PRACTICE

The effects of bison grazing on plant diversity in a tallgrass prairie (Konza Prairie LTER)

The Flint Hills of Kansas contain the largest tract of remaining tallgrass prairie. Photo by T. M. Woods

Tallgrass prairie is dominated by three main grasses: Andropogon gerardii (big bluestem), Schizachyrium scoparium (little bluestem), and Sorghastrum nutans (Indiangrass). Subdominant grasses and forbs (non-woody, non-grass, flowering plants), though less abundant, contribute to the diversity of the prairie.
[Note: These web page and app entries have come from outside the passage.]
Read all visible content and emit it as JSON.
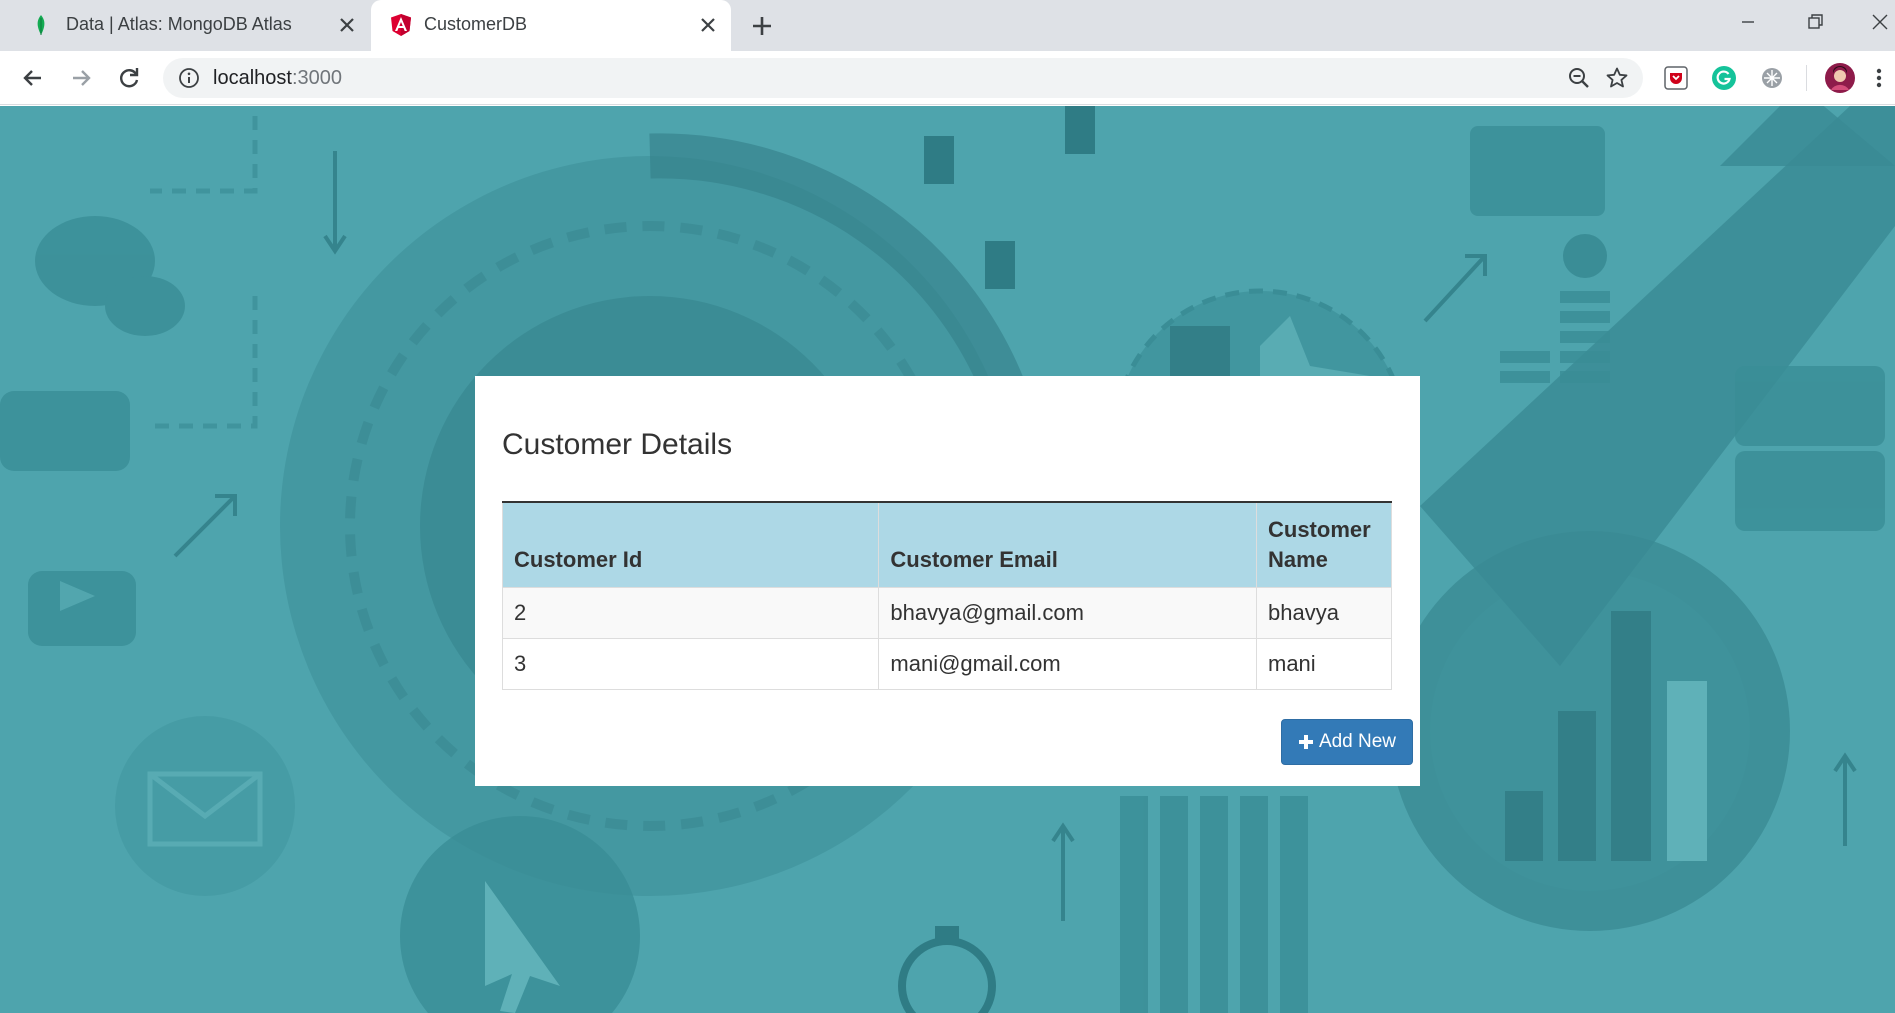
{
  "browser": {
    "tabs": [
      {
        "title": "Data | Atlas: MongoDB Atlas",
        "icon": "mongodb-leaf-icon",
        "active": false
      },
      {
        "title": "CustomerDB",
        "icon": "angular-icon",
        "active": true
      }
    ],
    "url_host": "localhost",
    "url_port": ":3000"
  },
  "page": {
    "heading": "Customer Details",
    "table": {
      "headers": [
        "Customer Id",
        "Customer Email",
        "Customer Name"
      ],
      "rows": [
        [
          "2",
          "bhavya@gmail.com",
          "bhavya"
        ],
        [
          "3",
          "mani@gmail.com",
          "mani"
        ]
      ]
    },
    "add_button_label": "Add New"
  },
  "colors": {
    "background_teal": "#4ea4ad",
    "table_header": "#add8e6",
    "button_primary": "#337ab7"
  }
}
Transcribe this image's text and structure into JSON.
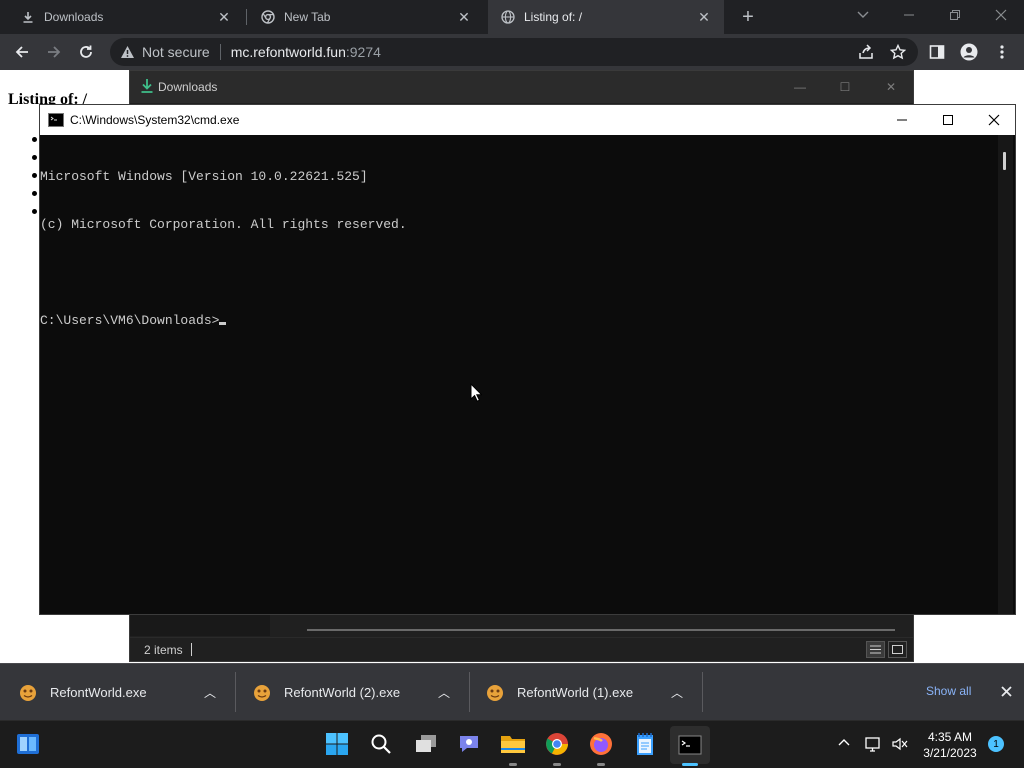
{
  "browser": {
    "tabs": [
      {
        "label": "Downloads",
        "icon": "download-icon",
        "active": false
      },
      {
        "label": "New Tab",
        "icon": "chrome-icon",
        "active": false
      },
      {
        "label": "Listing of: /",
        "icon": "globe-icon",
        "active": true
      }
    ],
    "address": {
      "security": "Not secure",
      "host": "mc.refontworld.fun",
      "port": ":9274"
    }
  },
  "page": {
    "title": "Listing of: /"
  },
  "downloads_window": {
    "title": "Downloads",
    "status_count": "2 items"
  },
  "cmd_window": {
    "title": "C:\\Windows\\System32\\cmd.exe",
    "lines": [
      "Microsoft Windows [Version 10.0.22621.525]",
      "(c) Microsoft Corporation. All rights reserved.",
      "",
      "C:\\Users\\VM6\\Downloads>"
    ]
  },
  "download_shelf": {
    "items": [
      {
        "name": "RefontWorld.exe"
      },
      {
        "name": "RefontWorld (2).exe"
      },
      {
        "name": "RefontWorld (1).exe"
      }
    ],
    "show_all": "Show all"
  },
  "taskbar": {
    "time": "4:35 AM",
    "date": "3/21/2023",
    "notification_count": "1"
  },
  "colors": {
    "chrome_dark": "#202124",
    "chrome_toolbar": "#35363a",
    "link_blue": "#8ab4f8",
    "console_bg": "#0c0c0c",
    "console_text": "#cccccc",
    "taskbar_bg": "#1c1c1c",
    "windows_accent": "#4cc2ff"
  }
}
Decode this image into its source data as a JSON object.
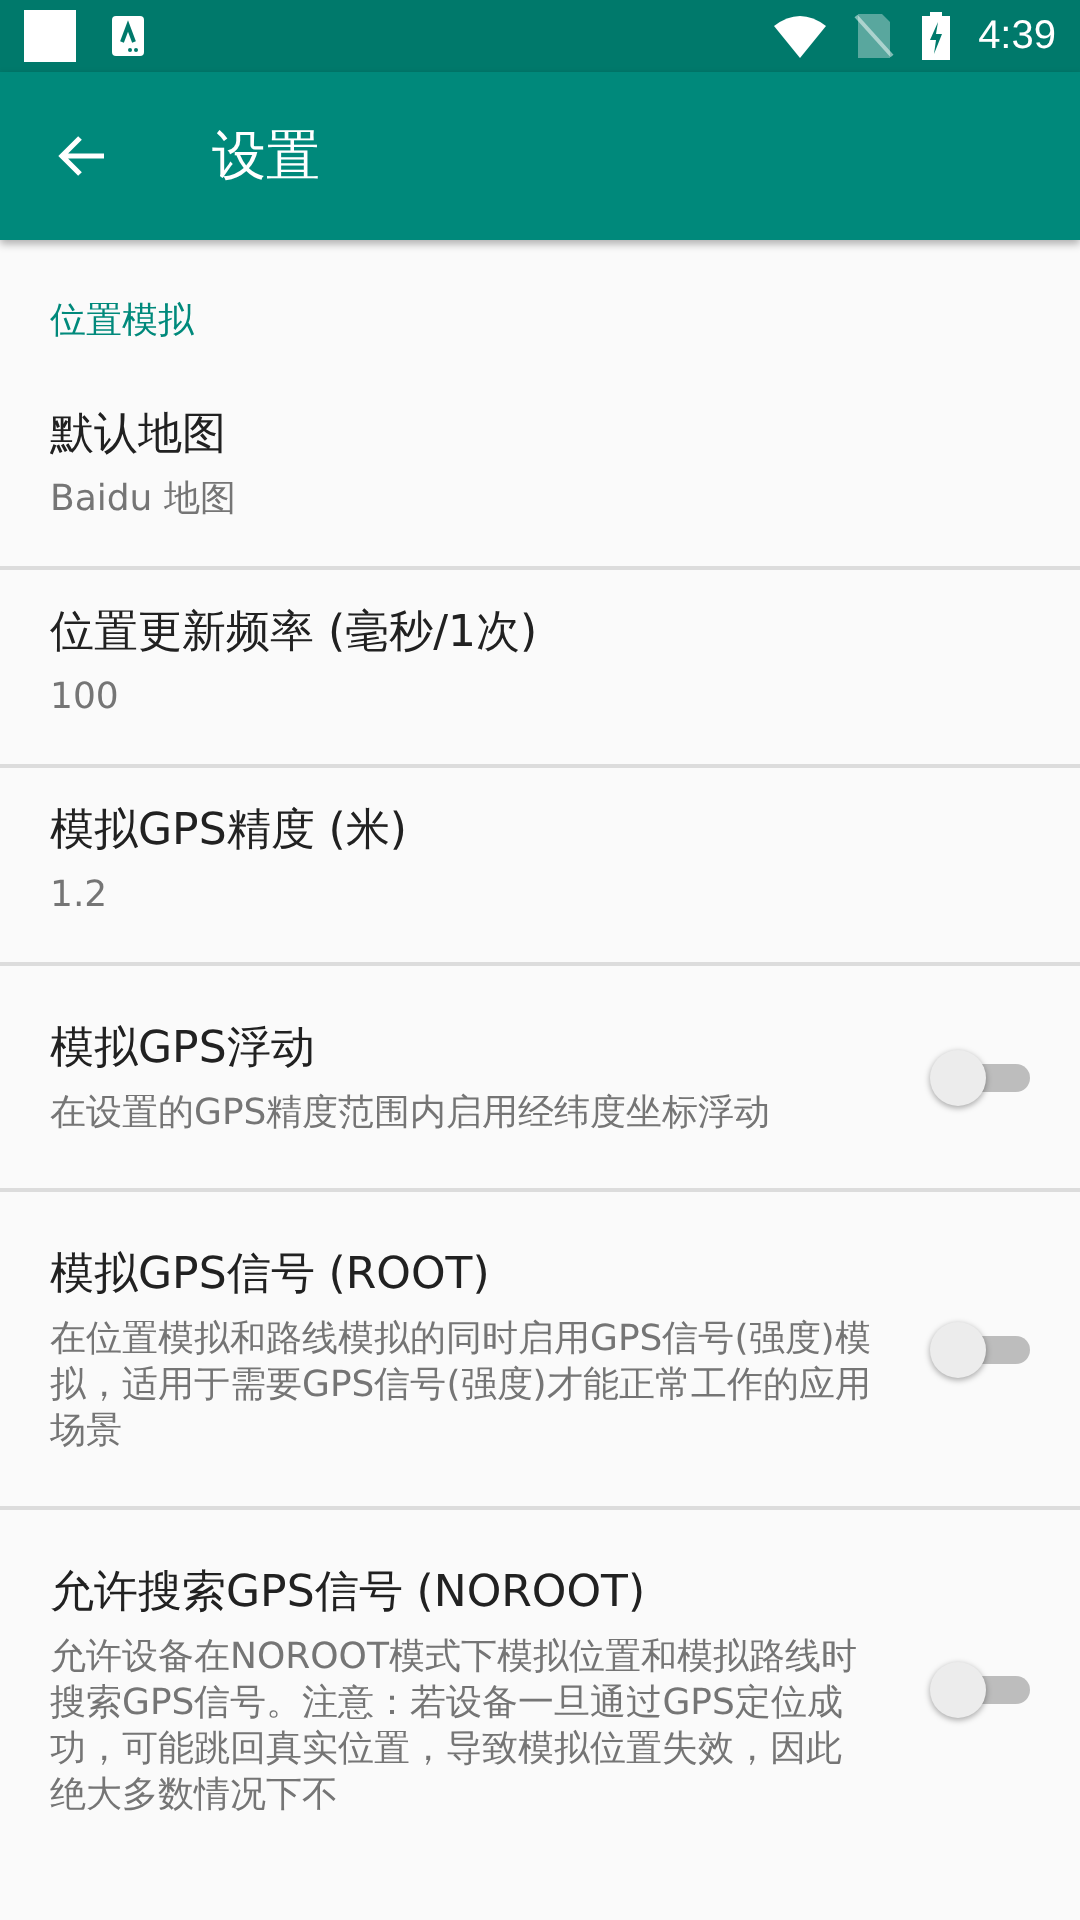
{
  "status_bar": {
    "time": "4:39"
  },
  "app_bar": {
    "title": "设置"
  },
  "category": {
    "title": "位置模拟"
  },
  "settings": [
    {
      "kind": "text",
      "title": "默认地图",
      "summary": "Baidu 地图"
    },
    {
      "kind": "text",
      "title": "位置更新频率 (毫秒/1次)",
      "summary": "100"
    },
    {
      "kind": "text",
      "title": "模拟GPS精度 (米)",
      "summary": "1.2"
    },
    {
      "kind": "switch",
      "title": "模拟GPS浮动",
      "summary": "在设置的GPS精度范围内启用经纬度坐标浮动",
      "checked": false
    },
    {
      "kind": "switch",
      "title": "模拟GPS信号 (ROOT)",
      "summary": "在位置模拟和路线模拟的同时启用GPS信号(强度)模拟，适用于需要GPS信号(强度)才能正常工作的应用场景",
      "checked": false
    },
    {
      "kind": "switch",
      "title": "允许搜索GPS信号 (NOROOT)",
      "summary": "允许设备在NOROOT模式下模拟位置和模拟路线时搜索GPS信号。注意：若设备一旦通过GPS定位成功，可能跳回真实位置，导致模拟位置失效，因此绝大多数情况下不",
      "checked": false
    }
  ]
}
Photo by T. M. Woods

AUTHOR

Harmony J. Dalgleish 1 and Teresa M. Woods 2

1 - Division of Biology, Kansas State University, Manhattan, KS 66506
Current address: Utah State University, College of Natural Resources, Logan, UT, 84322 (h.dalgleish@usu.edu)

2 - College of Education, Department of Secondary Education, Kansas State University, Manhattan, KS 66506 (twoods@ksu.edu)


THE ECOLOGICAL QUESTION

How does grazing by large ungulates affect plant community diversity?

ECOLOGICAL CONTENT

diversity, herbivory, plant species composition, quantifying diversity, influence of sample size, species accumulation curves, tallgrass prairie ecosystem

WHAT STUDENTS DO

The exercise is aimed at beginning and intermediate-level ecology students and is divided into three parts. Part 1 introduces biodiversity and includes a short, small group discussion activity to introduce the concepts of richness, evenness, and diversity indices. Part 2 contains three computer-based activities that explore three concepts in detail (species richness, the importance of sample size, and diversity indices) using plant species composition data from the Konza Prairie LTER site. After mastering the analytical techniques presented in Part 2, as well as understanding some of the biases of each technique, students will apply their knowledge to compare plant species diversity in two different tallgrass prairie plant communities: one that has been grazed by bison for >10 years and one that has been protected from bison grazing for >20 years. Part 3 challenges students to consider the assumptions of the methods they have learned and how these assumptions may affect their conclusions. Part 3 ends with a brief summary and conclusions about the effects of bison grazing on plant species diversity.

SKILLS

The exercise develops a conceptual understanding of diversity while employing quantitative reasoning skills and data presentation techniques. Specifically, students will practice the following skills: using Microsoft Excel spread sheets, calculating and interpreting diversity indices, presenting data using figures and tables, analyzing results, and critical thinking.

STUDENT-ACTIVE APPROACHES

small group discussion, guided discussion, writing to learn, computer-based projects, calculation

ASSESSABLE OUTCOMES

Students will produce tables and figures to present the results of their data analyses. In addition, students will respond to the questions posed in the exercise. Instructors can decide whether to use the questions for small group discussion, for written analysis to hand in for evaluation, or both.

SOURCE

Konza Prairie Biological Station Long-Term Ecological Research online archives: 2004. http://www.konza.ksu.edu

ACKNOWLEDGMENTS

We would like to thank Dr. Victoria Clegg for the opportunity to develop this exercise in her Principles of College Teaching class at KSU; Dr. Gene Towne for collecting the LTER data; Dr. David Hartnett for the inspiration to develop this exercise and for helpful comments on previous drafts; and Jayne Jonas for helpful comments on previous drafts. In addition, we are indebted to three anonymous reviewers and the TIEE editors for significantly improving this exercise.

CITATION

Harmony J. Dalgleish and Teresa M. Woods. June 2007, posting date. The effects of bison grazing on plant diversity in a tallgrass prairie (Konza Prairie LTER). Teaching Issues and Experiments in Ecology, Vol. 5: Practice #1 [online]. http://tiee.ecoed.net/vol/v5/practice/dalgleish/abstract.html